(Entries taken from a collection)
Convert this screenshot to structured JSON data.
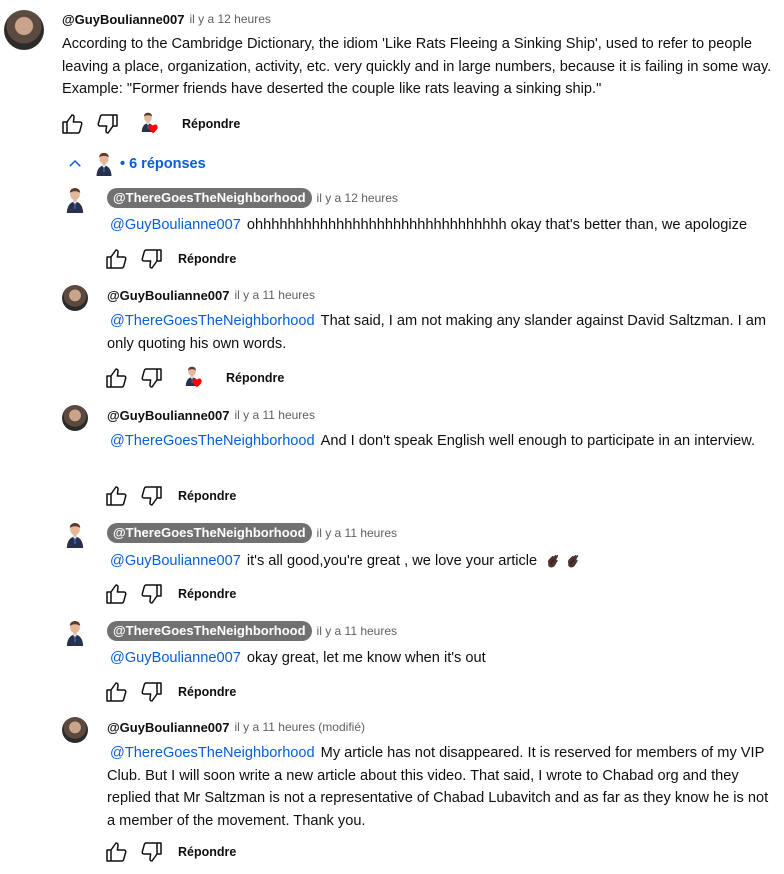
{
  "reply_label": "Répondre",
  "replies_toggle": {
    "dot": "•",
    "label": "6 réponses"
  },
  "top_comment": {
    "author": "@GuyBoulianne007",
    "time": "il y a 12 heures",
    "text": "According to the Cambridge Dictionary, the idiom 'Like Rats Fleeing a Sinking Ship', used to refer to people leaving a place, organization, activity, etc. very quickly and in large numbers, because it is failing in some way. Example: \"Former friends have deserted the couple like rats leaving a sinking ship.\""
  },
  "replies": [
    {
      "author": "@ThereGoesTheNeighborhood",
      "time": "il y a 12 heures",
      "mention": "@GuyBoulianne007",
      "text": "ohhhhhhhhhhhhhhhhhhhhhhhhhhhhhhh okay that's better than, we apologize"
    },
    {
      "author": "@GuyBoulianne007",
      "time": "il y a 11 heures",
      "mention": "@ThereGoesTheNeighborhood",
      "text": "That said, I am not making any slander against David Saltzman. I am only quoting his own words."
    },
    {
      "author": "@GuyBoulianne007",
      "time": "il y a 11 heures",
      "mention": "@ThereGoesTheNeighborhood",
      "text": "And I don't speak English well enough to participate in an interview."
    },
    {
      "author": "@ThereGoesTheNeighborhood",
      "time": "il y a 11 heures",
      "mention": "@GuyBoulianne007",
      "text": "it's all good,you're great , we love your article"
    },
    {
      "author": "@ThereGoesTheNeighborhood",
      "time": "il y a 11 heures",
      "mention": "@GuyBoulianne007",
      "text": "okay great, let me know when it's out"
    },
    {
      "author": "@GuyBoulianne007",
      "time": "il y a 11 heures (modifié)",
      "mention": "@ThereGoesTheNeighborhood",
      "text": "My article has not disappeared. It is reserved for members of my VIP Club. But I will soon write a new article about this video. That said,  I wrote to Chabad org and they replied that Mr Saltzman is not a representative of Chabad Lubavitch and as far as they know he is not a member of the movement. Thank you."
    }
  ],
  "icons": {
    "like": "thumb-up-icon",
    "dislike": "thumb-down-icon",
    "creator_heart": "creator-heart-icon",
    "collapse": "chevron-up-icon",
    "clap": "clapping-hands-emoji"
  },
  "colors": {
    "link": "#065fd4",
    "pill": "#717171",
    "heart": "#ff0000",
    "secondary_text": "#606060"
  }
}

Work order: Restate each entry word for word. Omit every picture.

Your solution:
Convert this screenshot to structured JSON data.
{
  "reply_label": "Répondre",
  "replies_toggle": {
    "dot": "•",
    "label": "6 réponses"
  },
  "top_comment": {
    "author": "@GuyBoulianne007",
    "time": "il y a 12 heures",
    "text": "According to the Cambridge Dictionary, the idiom 'Like Rats Fleeing a Sinking Ship', used to refer to people leaving a place, organization, activity, etc. very quickly and in large numbers, because it is failing in some way. Example: \"Former friends have deserted the couple like rats leaving a sinking ship.\""
  },
  "replies": [
    {
      "author": "@ThereGoesTheNeighborhood",
      "time": "il y a 12 heures",
      "mention": "@GuyBoulianne007",
      "text": "ohhhhhhhhhhhhhhhhhhhhhhhhhhhhhhh okay that's better than, we apologize"
    },
    {
      "author": "@GuyBoulianne007",
      "time": "il y a 11 heures",
      "mention": "@ThereGoesTheNeighborhood",
      "text": "That said, I am not making any slander against David Saltzman. I am only quoting his own words."
    },
    {
      "author": "@GuyBoulianne007",
      "time": "il y a 11 heures",
      "mention": "@ThereGoesTheNeighborhood",
      "text": "And I don't speak English well enough to participate in an interview."
    },
    {
      "author": "@ThereGoesTheNeighborhood",
      "time": "il y a 11 heures",
      "mention": "@GuyBoulianne007",
      "text": "it's all good,you're great , we love your article"
    },
    {
      "author": "@ThereGoesTheNeighborhood",
      "time": "il y a 11 heures",
      "mention": "@GuyBoulianne007",
      "text": "okay great, let me know when it's out"
    },
    {
      "author": "@GuyBoulianne007",
      "time": "il y a 11 heures (modifié)",
      "mention": "@ThereGoesTheNeighborhood",
      "text": "My article has not disappeared. It is reserved for members of my VIP Club. But I will soon write a new article about this video. That said,  I wrote to Chabad org and they replied that Mr Saltzman is not a representative of Chabad Lubavitch and as far as they know he is not a member of the movement. Thank you."
    }
  ],
  "icons": {
    "like": "thumb-up-icon",
    "dislike": "thumb-down-icon",
    "creator_heart": "creator-heart-icon",
    "collapse": "chevron-up-icon",
    "clap": "clapping-hands-emoji"
  },
  "colors": {
    "link": "#065fd4",
    "pill": "#717171",
    "heart": "#ff0000",
    "secondary_text": "#606060"
  }
}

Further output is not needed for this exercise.